Upon arrival at the veterinary clinic, we will escort you and your (still restrained) pet to the exam room as soon as possible. The waiting room can be a stressful place, as it is often filled with the sights, sounds, and scents of other animals. Dog owner – even if your pet is usually friendly to others, the others may not be feeling friendly at that particular moment, and we don’t want any friendly overtures turning into altercations. . Cat owners – just as you (presumably) wouldn’t want to sit in a small room with Hannibal Lecter leering at you, your cat does not want a large dog snout thrust up against its carrier.
Once in the exam room, it’s ok to let your pet check the place out. Open the door to the carrier and give your cat the option of exploring. Drop the leash and let your dog wander around and sniff and sniff and sniff. Also, to the best of your ability, Reeelaaaax. Take a couple slow, deep breaths. If you are nervous and upset, your pet will sense your tension. Bad vibes can be contagious, even between species.
When the vet personnel come in the room, we will usually want to talk to you about your pet’s condition and observe them before the laying on of hands. This is a good time to relay pertinent information about your pet’s disposition and previous veterinary experiences. This is helpful for us to know, even if the circumstances are not identical. We try to tailor our approach to your pet’s needs, including, but not limited to, the behavior they are displaying in the exam room.
Don’t forget that is your pet has special dietary restrictions, please bring a large supply of approved snackeys from home. We want to reward them profusely without upsetting their delicate nutritional balance. If your pet is not on a special diet, plan on them getting lots and lots of our snackeys, possibly including peanut butter, during their visit. If you are one of those unfortunate people who have a violent allergic reaction to peanut products, inform us immediately!
There can be occasions when your pet is very upset, and we cannot proceed safely without the use of a muzzle. This is absolutely NOT a poor reflection on you. It is not your fault. We know your dog is not like this at home. This is a very different situation, and your dog may act very differently than he does at home. In fact, if all dogs acted at home the way some of them act at the vet clinic, cavemen would have given up on domestication thousands of years ago. We do our best to minimize the stress, but we still need to take appropriate precautions.
At the end of your visit, you always have the option of settling the financial aspect in the exam room, or leaving your pet in the room while you go to the desk or taking your pet out to the car first, then coming back in alone. Any of these options is fine for us. Just let us know how we can make you and your pet the most comfortable (or least uncomfortable). We’re here to help however we can. That’s what we do.
This concludes the premier edition of BLOG blog. If you have read my ramblings thus far, I commend you. I now dub you “Bored Surfer” and will refer to you as such in the future.
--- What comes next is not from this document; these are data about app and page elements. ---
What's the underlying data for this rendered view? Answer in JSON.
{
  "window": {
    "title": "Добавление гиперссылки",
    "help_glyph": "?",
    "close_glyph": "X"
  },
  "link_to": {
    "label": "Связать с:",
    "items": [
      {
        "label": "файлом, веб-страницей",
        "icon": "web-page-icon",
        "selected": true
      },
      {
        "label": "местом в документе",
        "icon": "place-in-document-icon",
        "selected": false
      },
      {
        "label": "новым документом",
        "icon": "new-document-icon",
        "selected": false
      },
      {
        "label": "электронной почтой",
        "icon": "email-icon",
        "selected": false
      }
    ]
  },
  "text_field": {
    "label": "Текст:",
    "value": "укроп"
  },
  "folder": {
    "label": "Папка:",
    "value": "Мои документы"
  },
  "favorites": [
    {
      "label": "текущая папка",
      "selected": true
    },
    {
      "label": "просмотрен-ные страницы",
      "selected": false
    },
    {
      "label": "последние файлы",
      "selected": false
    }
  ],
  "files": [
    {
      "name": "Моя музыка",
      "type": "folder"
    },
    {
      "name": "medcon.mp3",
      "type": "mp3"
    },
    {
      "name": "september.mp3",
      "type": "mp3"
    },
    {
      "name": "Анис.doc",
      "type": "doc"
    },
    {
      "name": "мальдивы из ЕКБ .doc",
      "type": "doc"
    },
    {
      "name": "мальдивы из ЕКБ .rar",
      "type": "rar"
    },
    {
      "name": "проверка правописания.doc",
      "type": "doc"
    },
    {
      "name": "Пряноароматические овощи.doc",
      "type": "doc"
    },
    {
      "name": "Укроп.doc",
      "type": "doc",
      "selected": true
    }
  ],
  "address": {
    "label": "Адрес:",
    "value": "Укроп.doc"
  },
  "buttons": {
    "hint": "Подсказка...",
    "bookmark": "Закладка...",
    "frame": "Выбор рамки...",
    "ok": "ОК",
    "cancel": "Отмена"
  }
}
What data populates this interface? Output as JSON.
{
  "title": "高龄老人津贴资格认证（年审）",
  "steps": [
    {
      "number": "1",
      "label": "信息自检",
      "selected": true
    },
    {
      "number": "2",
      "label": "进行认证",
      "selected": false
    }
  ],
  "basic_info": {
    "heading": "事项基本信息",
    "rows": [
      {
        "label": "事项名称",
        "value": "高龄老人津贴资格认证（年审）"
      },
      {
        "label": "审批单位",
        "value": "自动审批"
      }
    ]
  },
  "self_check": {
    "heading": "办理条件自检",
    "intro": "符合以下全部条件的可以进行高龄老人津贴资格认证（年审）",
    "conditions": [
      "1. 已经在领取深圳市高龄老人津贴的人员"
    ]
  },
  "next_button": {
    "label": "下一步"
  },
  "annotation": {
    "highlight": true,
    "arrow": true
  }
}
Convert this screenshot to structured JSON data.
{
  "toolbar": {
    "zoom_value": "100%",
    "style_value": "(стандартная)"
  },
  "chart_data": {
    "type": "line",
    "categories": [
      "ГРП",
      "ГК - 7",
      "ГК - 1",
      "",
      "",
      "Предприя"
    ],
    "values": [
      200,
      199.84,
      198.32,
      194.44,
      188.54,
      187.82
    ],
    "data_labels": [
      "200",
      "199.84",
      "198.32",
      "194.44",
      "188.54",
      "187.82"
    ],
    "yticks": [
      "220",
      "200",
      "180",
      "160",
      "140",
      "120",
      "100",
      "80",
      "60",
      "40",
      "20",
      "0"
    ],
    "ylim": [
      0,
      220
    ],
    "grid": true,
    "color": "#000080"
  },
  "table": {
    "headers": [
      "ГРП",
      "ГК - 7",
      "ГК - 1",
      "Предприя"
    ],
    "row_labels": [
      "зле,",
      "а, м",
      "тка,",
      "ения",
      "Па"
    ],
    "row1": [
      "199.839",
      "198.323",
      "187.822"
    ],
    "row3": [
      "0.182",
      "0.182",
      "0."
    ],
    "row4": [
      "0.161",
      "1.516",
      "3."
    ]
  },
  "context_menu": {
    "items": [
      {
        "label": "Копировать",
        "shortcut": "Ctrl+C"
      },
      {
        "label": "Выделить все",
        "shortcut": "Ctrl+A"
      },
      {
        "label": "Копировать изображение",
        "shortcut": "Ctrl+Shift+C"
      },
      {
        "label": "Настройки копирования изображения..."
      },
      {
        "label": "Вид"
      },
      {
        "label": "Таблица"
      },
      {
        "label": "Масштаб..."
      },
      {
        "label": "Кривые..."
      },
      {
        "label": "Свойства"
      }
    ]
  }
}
We hope you will return to view future installments, like the next one, scheduled for Feb 2. In the meantime, stay safe and warm, don’t drink any anti-freeze, keep the litter box clean and work hard on that New Year’s Resolution to tell the world how much you love your veterinarian.
At this point, I would like to introduce my witty and whimsical sign-off, but my Muse has not yet issued it. So you will have to settle for the following:
I hope you were half as entertained reading this as I was writing it.
Farewell, Bored Surfer, and best wishes for 2019.
Deborah J. Appleby, D.V.M.